    Like Barbara mentioned above when I’m out on our daily walk when the weather is particularly cold or nasty I keep that warm cup of coffee or cocoa in mind – it’s my little reward.

    • And that’s why I love kayaking. Almost anyone can get into a kayak and make it go forward the very first time.

      The good news is that the second time rowing went much better than the first.

      As I commented to Barbara, it’s RANDOM positive reinforcement that has the best effect. Perhaps I should invent a coffee maker that randomly makes coffee on a timer and sell it at the Karen Pryor clicker expo.

      On the other hand, I’ve seen how some people behave when they don’t get their coffee. So maybe it’s not such a smart idea after all. :)

  6. Great post! I love learning about your life living on your boat! Honey looks like she is doing so well! I really need to get better at using positive reinforcement on the humans in my life. I’m so good with the animals but I forget about the people and I am trying to get better!

    • People are a lot harder to reinforce. They get in their own way too much.

      For example, I tried praising my husband in the middle of a good docking maneuver but he swears he can’t concentrate when I’m talking to him. :)

  7. Great post!!! It sounds like there are lots of things to teach Honey about boat life, and you’re doing a great job teaching her!!! Positive training is just perfect for the kinds of training challenges you have.

    I find that using positive training with my dog, including lots of play, makes me happier. Seriously, I am in a great mood after a fun session of positive training with both treats and play as rewards. I have used positive training on myself when facing mountain biking challenges that scare me… but I’m not quite as courageous as my Shyla!

    • I’d love to read a post about using positive training techniques on yourself.

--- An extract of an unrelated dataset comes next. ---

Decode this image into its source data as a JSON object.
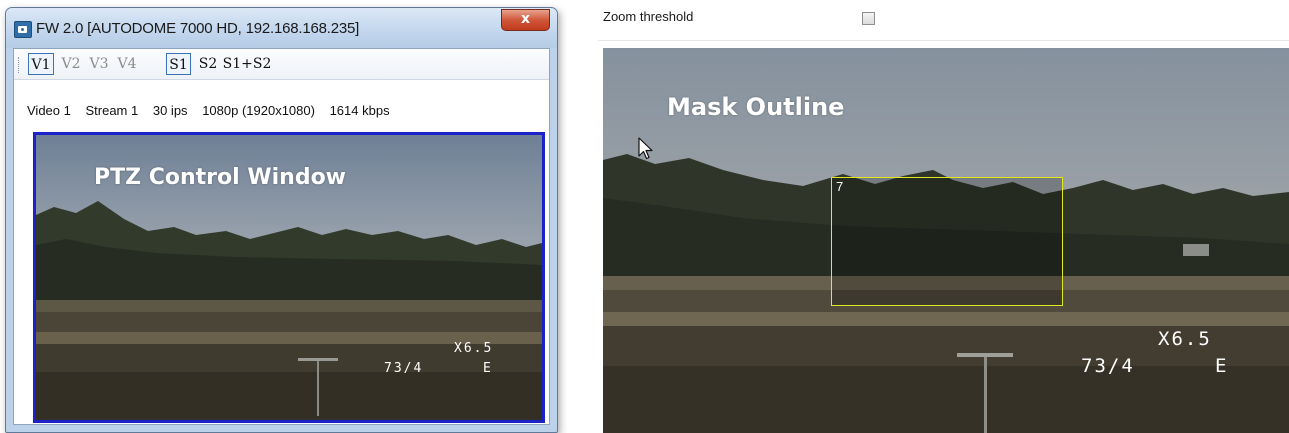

      For me, I find that building up lots of successes and not moving too quickly is important. Just like with Honey.

      And yes, I don’t think we’d be able to do the things with Honey we have without being steeped in positive reinforcement.

  8. You guys have all worked so hard to get to this moment. It’s nice to see it paying off and how you continue to use it to grow and learn. Great post Pamela. God willing, you will be on your way to Florida soon!

  9. We get positively rewarded every time training goes right. I think we hold onto the fear and shame of things going wrong much longer than the dogs do! I’m still impressed that you have a boat dog! My dogs could not handle it!

    • ” …we hold onto the fear and shame of things going wrong much longer than the dogs do! ”

      That is so true. We definitely find the humiliation of making a mistake in front of strangers tough. It’s why boaters find docking with an audience terrifying.

      Dogs like to learn and are less likely to feel stupid (although I think some dogs might experience humiliation in some circumstances). It’s why they’re such fast learners.

  10. I haven’t thought about it too much, but in some ways I guess I do. I will often reward myself with a treat if I accomplish certain tasks. I think I just need to reward myself more along the way, but I usually withhold until the end as incentive to get things done!

    Honey’s confidence sure seems to be growing more and more with every task you give her (I hope yours is too)!

    • The hard thing for humans is to find healthy and positive rewards. Some of the ways we “treat” ourselves can be bad for us if we overdo it (binge watching tv or junk food are two I’ve been guilty of).

      But yes, Honey is far more confident than I ever expected. And we’re doing okay too.

      • My treat tends to be a glass of wine…or two…definitely not the healthiest of treats! Next after that would be some kind of sweets like cake or donuts. Again, not good, like you said!

        I’m glad you are all doing OK. Honey reminds me a lot of Sheba…timid in some ways…but strong and brave when you least expect it.

  11. Although I am always trying to advocate for animals, I am definitely learning a more gentle, positive approach. When I see something I don’t agree with, I try to suggest an alternative helpfully rather than bashing the current choice.

    Your life on a boat with a dog is so fascinating – you have some very unique training challenges and sweet Honey seems to take it all in stride!